Refusing to accept their fate, An-mei drove with Rose to the beach early in the morning, although to Rose’s knowledge her mother had never driven before. An-mei took her Bible with her and stood on the shore, offering prayers to God. She also attempted to appease “the Coiling Dragon,” whom she said had stolen Bing because one of their ancestors once stole water from a sacred well. To the Dragon, An-mei made offerings of sweetened tea and a watery-blue sapphire ring, both of which she tossed into the ocean. She also voiced to Rose her belief that her nengkan, her “ability to do whatever she put her mind to,” would bring Bing back. Only after she threw a rescue tube into the ocean and saw it sucked away and turned to shreds did An-mei give up her search for Bing.
At the time, Rose thought that her mother had yielded to the realization that faith could not change fate. Yet Rose comments that she now realizes “fate is shaped half by expectation, half by inattention” (hence the title of the story, “Half and Half”). Just as she believes her inattention caused Bing to drown, she thinks that her inattention to signs of her marriage deteriorating resulted in Ted’s request for a divorce. Rose ends her story on an optimistic note, by emphasizing the “expectation” side of fate.
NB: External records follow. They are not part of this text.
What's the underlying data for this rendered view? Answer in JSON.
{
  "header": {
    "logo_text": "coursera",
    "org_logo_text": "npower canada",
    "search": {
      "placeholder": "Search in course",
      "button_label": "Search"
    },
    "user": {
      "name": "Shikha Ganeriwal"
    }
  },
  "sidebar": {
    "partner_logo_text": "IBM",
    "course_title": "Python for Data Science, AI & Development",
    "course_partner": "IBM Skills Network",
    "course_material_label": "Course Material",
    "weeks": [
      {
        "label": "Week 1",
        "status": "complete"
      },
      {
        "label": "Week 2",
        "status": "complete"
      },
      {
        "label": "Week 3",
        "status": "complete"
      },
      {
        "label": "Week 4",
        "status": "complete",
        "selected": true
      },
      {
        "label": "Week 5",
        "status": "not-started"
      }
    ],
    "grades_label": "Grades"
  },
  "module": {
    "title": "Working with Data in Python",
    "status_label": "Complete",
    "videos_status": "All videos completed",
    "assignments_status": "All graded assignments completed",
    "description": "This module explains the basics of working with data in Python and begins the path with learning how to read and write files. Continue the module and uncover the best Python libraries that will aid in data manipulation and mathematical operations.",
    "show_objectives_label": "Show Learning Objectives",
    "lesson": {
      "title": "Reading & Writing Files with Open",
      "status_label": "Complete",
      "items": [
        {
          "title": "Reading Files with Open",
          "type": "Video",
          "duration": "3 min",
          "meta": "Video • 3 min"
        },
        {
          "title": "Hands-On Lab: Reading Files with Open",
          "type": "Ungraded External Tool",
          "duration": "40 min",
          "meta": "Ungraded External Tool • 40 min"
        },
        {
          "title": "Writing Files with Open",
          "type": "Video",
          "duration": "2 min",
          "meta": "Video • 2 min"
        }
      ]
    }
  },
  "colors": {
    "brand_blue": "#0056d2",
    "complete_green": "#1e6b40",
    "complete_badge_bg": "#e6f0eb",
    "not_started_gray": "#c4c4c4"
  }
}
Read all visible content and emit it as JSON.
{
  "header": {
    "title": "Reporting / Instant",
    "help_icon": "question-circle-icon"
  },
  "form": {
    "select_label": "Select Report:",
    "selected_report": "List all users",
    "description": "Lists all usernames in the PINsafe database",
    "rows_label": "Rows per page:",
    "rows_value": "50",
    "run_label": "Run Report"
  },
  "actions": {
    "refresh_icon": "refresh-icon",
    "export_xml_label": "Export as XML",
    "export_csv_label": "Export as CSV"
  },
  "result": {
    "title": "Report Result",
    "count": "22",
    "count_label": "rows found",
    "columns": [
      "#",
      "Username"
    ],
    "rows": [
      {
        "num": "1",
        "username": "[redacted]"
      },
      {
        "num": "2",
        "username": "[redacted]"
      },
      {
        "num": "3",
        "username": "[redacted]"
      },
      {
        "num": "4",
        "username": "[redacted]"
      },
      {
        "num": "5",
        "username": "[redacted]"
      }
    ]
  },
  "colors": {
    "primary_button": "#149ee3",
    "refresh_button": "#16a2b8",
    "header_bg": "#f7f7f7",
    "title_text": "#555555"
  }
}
She concludes by returning to the Bible under the kitchen table, saying that she once flipped through it and saw her little brother’s name written in the “Deaths” section, “lightly, in erasable pencil.”
In the section’s next story, Jing-mei speaks again. She describes her childhood, which was full of pain and resentment linked to having never become the “prodigy” that her mother desired her to be. Suyuan felt certain that Jing-mei could become a prodigy if only she tried hard enough, and at first Jing-mei eagerly complied, trying her skill at a wide range of talents. As Waverly Jong won championship after championship in chess, with Waverly’s mother, Lindo, bragging day after day, Suyuan became ever more determined that she would find her daughter’s hidden inner talent. But Jing-mei always fell short of her mother’s expectations, and as she looked in the mirror one night, she promised herself that she would not allow her mother to try to twist her into what she was not. However, after seeing a nine-year-old Chinese girl play the piano on The Ed Sullivan Show, Suyuan made Jing-mei take lessons from their neighbor, a retired piano teacher named Mr. Chong. When Jing-mei discovered that Mr. Chong was deaf, and that she could get away with playing the wrong notes as long as she kept up the right rhythm, she decided to take the easy way out. As long as she kept time, she did not have to correct her mistakes.
Is there any symbolism in this short story? I was assigned to analyze it like a "professor" and I am not sure if there is any symbolism. All I know is that when Jing-mei's mother offered her to keep to piano it was like a peace offering or forgiveness.
40 out of 48 people found this helpful
You could always do it yourself. I mean, we sometimes get books in our lives that Sparknotes doesn't always offer to summarize and give us straightforward answers to.
6 out of 16 people found this helpful
What is the function of the myth that introduces each section?